Labor also promised there would be no sky rail along the Cranbourne-Pakenham line, but recently it has undergone level crossing removal and a nine-metre-high railway has been built.
The Frankston community has rallied together to create the No Sky Rail: Frankston Line, a non-political group opposing the sky rail.
The group, which formed a few months ago at a local life-saving club, had 200 people at its first meeting.
Spokesman for No Sky Rail: Frankston Line, Willem Popp, said the community was “misled’’ by the proposals for  the railway crossing.
Labor gave the impression the crossings were being placed underground, instead of in the sky, say group members.
Poppp says an underpass is a cheaper, safer and more aesthetic option compared to a sky rail, which will be an “eyesore” that will overshadow back yards.
“Some crossings may not need to be removed and most can be moved underground,” he says.
Labor has since stated that it can’t build underground due to the high water table and sandy soil around the Frankston area.
The project is not expected to start until 2018. However once construction begins on the Frankston line, more regular transport services will be needed as overcrowding continues to be an issue.
Daniel Bowen, a spokesman for the Public Transport Users Association, says replacement buses will need to be in place during construction, making journeys longer. “Commuters will have to plan to leave earlier.”
More than 1.8 million journeys are made on Melbourne’s trains, buses and trams each day, with many commuters from Frankston and surrounding suburbs, according to Public Transport Victoria.
“Even though the Mornington Peninsula isn’t densely populated in comparison to other parts of Melbourne, it is still home to thousands of people who need an efficient transport system to get around,” says Bowen.
Local student Ella Prendergast says more regular transport services are needed. “The irregularity of transport can cause me to be late for school.”
Labor claims the sky rail will help ease traffic congestion, create jobs and provide scenic views for passengers on-board, while also freeing up road space for parking.
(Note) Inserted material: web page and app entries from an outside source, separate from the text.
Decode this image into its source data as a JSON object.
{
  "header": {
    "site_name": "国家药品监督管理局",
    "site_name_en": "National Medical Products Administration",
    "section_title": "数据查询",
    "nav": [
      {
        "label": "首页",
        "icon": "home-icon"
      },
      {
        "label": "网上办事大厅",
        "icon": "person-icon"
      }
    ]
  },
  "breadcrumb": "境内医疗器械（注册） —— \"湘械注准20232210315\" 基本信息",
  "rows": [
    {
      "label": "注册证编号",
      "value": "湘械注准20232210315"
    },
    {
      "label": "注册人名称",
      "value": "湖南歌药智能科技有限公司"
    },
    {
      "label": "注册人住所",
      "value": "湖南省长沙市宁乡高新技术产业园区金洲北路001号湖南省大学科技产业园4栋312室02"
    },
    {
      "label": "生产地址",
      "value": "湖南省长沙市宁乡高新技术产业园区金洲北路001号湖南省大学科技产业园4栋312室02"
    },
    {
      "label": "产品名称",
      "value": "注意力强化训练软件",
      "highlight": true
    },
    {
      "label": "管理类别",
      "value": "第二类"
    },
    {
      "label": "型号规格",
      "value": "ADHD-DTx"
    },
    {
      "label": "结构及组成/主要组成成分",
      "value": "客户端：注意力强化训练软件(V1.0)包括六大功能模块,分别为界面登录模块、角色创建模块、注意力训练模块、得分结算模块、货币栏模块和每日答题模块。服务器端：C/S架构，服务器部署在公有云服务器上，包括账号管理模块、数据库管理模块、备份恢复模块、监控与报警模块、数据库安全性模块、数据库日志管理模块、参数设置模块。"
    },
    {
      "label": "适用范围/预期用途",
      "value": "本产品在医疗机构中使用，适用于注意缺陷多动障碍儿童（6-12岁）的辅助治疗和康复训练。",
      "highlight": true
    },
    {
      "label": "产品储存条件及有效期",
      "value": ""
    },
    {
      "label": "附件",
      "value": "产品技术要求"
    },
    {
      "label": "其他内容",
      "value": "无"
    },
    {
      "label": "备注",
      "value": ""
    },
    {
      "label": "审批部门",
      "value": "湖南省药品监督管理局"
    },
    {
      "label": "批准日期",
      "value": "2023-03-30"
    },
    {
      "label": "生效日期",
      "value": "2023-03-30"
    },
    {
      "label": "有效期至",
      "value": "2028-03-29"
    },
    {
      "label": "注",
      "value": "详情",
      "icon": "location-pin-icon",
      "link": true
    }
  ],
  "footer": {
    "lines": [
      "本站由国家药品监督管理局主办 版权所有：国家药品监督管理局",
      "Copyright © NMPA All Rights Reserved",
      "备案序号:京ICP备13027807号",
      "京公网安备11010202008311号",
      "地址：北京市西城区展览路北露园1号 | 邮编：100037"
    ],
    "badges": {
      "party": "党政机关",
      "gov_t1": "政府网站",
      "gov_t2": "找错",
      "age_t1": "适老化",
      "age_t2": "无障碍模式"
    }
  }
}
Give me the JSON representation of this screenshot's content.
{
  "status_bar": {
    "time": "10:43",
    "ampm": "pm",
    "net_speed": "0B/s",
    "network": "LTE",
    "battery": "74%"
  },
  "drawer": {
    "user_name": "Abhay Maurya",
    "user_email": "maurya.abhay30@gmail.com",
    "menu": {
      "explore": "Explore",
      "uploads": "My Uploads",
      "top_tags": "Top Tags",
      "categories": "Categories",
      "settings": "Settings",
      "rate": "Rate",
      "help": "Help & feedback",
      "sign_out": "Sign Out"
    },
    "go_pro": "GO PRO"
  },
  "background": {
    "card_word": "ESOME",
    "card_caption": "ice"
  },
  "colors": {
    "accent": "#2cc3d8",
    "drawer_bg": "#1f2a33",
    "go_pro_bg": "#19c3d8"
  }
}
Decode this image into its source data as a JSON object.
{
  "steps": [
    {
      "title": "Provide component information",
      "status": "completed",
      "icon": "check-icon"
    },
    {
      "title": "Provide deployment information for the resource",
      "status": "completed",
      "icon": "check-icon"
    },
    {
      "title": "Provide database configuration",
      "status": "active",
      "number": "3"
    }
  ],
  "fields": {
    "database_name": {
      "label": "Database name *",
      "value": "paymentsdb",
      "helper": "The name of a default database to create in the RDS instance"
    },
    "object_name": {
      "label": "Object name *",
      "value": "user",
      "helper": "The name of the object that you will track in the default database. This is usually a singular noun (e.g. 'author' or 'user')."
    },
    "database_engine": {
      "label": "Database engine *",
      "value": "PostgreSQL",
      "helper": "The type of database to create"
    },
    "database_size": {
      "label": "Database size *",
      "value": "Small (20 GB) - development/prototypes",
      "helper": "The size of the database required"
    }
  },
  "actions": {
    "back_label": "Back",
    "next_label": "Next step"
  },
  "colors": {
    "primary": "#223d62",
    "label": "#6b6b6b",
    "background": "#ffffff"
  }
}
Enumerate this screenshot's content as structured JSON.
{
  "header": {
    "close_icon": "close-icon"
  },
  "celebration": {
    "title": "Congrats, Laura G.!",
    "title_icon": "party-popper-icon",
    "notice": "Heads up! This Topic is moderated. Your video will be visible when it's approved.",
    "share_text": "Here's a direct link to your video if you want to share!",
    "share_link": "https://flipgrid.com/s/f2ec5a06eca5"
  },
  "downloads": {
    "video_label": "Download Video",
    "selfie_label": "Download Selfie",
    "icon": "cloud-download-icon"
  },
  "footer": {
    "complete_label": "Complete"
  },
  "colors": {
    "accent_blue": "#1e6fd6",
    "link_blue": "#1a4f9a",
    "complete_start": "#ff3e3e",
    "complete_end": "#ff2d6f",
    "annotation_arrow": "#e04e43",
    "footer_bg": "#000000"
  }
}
The Liberals are opposed to skyrail, while Greens candidate Jeanette Swain favours improving bus services. She would also like to reopen the Mornington railway line.